While most enterprises are still recovering from WannaCry, the world has now been hit yet again with a large-scale ransomware attack. On June 27, many businesses and end-users woke up to Petya taking control of their devices.
With the Digital Age comes a new weapon, cyberattacks!
Critical Questions Every Enterprise Should Ask
- How should enterprises prepare against cyberattacks?
- What can we learn from previous cyberattacks to implement a strategy to better protect ourselves, our interests, and take control of our fate?
- How does ransomware take hold of enterprises so quickly and easily?
- How can businesses protect data if users won’t upgrade their machines?
Petya is an example that we can learn from and prevent by first understanding its anatomy. How does this attack work? It might sound like a broken record but these types of attacks exploit vulnerabilities in software systems, in this case within an older release of Windows known as “EternalBlue.” You might be asking yourself: If this is a known vulnerability, why hasn’t it been addressed by Microsoft? Guess what – it has been and for quite some time.

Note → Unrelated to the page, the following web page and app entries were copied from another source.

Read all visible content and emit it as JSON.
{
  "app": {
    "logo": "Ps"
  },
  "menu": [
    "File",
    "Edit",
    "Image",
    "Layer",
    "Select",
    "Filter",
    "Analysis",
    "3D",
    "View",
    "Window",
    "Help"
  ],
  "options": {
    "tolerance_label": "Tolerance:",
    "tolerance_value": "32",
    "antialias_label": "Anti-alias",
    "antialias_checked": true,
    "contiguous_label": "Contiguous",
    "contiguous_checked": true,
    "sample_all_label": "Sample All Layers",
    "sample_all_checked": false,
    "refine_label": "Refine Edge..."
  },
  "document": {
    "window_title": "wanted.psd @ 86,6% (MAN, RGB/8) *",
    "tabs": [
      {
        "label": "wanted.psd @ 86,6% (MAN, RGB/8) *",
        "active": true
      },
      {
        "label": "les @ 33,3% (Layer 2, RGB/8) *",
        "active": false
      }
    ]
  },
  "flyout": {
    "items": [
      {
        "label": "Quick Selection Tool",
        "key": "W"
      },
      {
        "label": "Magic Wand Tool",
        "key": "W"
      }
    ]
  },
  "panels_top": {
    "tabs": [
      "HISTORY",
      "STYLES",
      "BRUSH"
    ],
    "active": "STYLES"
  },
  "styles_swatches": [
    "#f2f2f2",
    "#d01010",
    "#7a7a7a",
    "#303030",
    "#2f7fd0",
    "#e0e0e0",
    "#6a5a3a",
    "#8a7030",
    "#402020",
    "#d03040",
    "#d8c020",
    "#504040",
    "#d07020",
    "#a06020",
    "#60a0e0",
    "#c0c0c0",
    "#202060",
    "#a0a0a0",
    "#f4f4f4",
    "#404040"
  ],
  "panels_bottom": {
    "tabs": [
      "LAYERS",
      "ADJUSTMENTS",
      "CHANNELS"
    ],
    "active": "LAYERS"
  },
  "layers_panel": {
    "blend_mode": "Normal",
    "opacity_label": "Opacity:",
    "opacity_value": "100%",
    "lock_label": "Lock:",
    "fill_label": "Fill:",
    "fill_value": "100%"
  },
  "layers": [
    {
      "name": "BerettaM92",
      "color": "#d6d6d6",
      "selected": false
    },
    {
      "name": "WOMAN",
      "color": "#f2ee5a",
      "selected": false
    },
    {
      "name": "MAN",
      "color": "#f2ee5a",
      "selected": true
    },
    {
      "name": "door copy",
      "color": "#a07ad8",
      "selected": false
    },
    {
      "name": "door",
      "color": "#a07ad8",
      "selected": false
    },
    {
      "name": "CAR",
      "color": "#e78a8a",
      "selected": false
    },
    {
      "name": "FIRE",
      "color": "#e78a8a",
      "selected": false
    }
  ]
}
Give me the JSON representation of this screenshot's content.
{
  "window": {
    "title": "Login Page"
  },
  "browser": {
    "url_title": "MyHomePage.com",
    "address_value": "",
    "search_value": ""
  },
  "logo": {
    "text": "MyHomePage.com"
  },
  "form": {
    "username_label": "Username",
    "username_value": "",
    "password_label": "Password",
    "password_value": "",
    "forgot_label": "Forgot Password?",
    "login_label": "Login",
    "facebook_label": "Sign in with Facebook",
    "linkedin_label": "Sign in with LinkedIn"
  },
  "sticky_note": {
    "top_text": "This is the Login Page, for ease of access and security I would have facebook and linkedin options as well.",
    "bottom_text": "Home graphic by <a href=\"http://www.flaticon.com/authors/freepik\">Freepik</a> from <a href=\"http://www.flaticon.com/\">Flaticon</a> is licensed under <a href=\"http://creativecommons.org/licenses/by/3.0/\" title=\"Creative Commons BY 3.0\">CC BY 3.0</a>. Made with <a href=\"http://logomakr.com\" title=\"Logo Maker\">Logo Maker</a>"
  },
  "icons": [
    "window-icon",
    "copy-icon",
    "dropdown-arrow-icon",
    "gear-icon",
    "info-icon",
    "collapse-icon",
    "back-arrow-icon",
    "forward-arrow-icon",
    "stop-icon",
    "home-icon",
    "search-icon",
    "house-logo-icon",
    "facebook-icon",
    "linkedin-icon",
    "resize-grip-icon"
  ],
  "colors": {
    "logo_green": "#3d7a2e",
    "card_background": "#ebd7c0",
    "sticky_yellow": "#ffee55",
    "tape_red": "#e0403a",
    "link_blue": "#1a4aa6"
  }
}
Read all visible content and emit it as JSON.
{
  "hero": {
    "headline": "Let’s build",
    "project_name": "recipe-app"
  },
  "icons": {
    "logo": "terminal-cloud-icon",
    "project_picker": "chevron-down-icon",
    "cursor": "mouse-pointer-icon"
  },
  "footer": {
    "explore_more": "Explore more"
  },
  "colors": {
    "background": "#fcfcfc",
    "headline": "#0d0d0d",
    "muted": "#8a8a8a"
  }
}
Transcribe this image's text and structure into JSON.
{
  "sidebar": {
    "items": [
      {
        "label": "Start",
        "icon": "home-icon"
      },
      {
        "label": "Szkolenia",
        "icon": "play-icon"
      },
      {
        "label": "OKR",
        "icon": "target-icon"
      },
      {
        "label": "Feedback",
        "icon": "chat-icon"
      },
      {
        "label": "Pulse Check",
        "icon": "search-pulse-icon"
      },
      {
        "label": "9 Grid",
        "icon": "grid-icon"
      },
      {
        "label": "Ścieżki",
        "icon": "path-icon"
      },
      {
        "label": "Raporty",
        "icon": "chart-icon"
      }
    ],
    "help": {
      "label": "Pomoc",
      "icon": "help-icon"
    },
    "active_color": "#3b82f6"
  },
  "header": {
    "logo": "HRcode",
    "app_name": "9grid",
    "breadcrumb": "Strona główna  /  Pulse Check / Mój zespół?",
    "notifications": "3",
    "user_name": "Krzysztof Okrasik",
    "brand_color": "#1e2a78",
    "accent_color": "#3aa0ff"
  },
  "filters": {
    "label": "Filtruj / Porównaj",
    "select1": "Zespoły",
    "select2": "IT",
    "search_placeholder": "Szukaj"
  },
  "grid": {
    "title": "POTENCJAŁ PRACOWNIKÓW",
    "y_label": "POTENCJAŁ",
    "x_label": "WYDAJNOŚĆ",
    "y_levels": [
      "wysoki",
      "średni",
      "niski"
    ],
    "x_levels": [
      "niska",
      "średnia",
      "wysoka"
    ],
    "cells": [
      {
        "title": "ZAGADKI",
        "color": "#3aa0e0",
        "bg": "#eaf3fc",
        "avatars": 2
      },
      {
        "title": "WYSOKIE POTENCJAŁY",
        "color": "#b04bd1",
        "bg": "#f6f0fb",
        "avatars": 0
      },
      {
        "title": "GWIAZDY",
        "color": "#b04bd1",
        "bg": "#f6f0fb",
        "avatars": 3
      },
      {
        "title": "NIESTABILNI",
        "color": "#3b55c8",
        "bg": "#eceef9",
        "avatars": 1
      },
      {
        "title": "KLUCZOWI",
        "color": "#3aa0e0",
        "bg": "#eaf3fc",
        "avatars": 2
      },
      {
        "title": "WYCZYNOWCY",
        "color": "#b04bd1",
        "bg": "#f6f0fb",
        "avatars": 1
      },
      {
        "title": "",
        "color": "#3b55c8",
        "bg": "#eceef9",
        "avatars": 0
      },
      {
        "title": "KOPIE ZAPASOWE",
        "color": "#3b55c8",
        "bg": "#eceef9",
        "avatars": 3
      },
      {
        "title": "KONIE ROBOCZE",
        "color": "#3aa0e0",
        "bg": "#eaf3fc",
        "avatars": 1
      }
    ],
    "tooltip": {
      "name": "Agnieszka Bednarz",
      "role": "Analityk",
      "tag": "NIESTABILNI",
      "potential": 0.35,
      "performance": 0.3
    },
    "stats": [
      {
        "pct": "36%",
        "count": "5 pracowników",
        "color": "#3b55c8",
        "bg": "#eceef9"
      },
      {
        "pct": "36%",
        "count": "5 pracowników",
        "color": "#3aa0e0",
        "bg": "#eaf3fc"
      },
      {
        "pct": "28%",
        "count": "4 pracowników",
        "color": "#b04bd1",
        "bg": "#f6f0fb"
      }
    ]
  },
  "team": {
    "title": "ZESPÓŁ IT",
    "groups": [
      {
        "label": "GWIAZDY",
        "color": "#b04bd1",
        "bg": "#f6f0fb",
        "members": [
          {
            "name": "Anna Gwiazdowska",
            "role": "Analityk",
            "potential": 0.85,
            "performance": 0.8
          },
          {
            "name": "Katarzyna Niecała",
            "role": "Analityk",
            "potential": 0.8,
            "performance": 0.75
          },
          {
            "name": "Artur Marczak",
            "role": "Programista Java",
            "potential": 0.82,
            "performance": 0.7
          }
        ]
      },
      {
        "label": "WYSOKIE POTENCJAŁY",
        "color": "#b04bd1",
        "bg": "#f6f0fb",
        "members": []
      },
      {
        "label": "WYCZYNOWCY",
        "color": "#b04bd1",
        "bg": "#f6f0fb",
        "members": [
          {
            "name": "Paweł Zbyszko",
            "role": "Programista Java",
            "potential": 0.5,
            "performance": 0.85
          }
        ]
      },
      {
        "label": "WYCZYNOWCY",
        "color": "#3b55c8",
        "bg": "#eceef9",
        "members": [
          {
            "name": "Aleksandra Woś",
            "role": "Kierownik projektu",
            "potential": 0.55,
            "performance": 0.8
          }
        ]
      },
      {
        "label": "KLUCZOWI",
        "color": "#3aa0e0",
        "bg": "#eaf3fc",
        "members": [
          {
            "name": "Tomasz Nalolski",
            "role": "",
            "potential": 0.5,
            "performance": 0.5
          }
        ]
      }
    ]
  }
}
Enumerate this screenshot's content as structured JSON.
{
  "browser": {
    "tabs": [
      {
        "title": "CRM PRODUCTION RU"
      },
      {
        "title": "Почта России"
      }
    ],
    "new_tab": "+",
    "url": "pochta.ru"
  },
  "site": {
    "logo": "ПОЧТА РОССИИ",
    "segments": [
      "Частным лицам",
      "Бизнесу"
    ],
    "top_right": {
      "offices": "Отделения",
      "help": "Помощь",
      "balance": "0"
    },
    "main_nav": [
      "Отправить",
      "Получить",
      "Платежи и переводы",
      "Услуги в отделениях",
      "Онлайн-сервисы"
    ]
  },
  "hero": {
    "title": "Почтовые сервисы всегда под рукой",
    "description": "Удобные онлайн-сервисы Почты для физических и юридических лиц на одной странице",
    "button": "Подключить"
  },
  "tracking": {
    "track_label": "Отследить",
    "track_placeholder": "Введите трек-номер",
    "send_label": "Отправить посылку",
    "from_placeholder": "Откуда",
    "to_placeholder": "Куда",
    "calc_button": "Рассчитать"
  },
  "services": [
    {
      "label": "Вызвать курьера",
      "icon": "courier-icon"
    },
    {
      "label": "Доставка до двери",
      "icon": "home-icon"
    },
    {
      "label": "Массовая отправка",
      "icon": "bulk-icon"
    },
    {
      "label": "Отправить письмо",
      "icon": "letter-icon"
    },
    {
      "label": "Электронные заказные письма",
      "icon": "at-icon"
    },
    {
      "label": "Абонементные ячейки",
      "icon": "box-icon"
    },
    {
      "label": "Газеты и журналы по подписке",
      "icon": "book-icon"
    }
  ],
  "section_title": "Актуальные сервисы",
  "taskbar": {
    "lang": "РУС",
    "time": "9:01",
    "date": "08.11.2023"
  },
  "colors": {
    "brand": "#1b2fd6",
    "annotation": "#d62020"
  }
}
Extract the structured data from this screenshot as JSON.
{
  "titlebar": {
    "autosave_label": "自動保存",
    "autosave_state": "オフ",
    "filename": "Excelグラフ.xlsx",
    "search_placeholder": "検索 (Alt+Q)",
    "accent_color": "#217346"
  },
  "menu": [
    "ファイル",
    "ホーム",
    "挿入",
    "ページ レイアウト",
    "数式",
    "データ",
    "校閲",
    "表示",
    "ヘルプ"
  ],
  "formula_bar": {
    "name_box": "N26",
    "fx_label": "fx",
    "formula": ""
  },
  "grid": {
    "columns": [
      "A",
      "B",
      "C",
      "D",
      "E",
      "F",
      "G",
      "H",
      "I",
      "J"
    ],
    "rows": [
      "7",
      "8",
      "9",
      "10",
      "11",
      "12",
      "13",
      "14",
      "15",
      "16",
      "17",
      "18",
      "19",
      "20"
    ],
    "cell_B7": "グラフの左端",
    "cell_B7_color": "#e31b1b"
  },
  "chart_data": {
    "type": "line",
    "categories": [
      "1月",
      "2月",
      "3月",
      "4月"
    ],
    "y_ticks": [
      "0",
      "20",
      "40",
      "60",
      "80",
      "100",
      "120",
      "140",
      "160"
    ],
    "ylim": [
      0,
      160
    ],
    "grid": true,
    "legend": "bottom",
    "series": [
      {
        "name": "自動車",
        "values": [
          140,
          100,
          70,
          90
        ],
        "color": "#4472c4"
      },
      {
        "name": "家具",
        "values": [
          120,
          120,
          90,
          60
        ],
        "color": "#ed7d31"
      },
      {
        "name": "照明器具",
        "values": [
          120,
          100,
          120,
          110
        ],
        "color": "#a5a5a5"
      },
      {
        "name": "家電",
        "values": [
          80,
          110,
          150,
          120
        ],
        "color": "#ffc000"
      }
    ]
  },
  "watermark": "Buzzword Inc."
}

It turns out, that making security patches / updates available does not necessarily translate into those patches getting installed on machines.
If You Avoid Change, You Invite Cyberattacks
Specifically in the enterprise world, where every change is best avoided, patches are slow with their uptake and not always implemented. Even when businesses decide to deploy a security patch, it does not translate into users actually accepting and installing those patches. In the case of Petya, it’s not just about patching alone. It’s about a strategic combination of security practices and solutions that seamlessly deliver accessibility of resources. This continues to remain a challenge within the growing landscape of other technologies like BYOD and IoT, adding more to the layer of challenges IT teams are presented with each year.
Meet the Secure Access Suite, from Pulse Secure.
Pulse Secure solutions are built with the notion of ‘WHO’ gets access, from ‘WHAT’ device, to ‘WHICH’ resources. In our world, we don’t rely on the ‘authenticated’ user but we go a step further and define our authentication as a mix of User Identity + Device Compliance. A valid user coming from a ‘Compliant’ device gets access to resources. A valid user coming from a ‘Non-Compliant’ device can get limited or no access while a valid user coming from a ‘Partially compliant’ device gets access to limited resources.
Pulse Secure solutions are built with a component called ‘Host Checker’. Host Checker is the ability to scan a connecting end point, assess its security posture, and uses that to define the level of access to enterprise resources.
So how could this have protected you against Petya? Admins can setup a policy requiring minimum security patch versions to be installed on connecting devices. If not found, there is limited to no access. This would encourage users to apply the needed patches to their machine, without which they wouldn’t get access to anything.
Ransomware is here to stay, evolve, and attack again. Let’s stand up to ransomware together and strategize on the right solution for your enterprise.
Are you ready to stand up to ransomware? https://www.pulsesecure.net/products/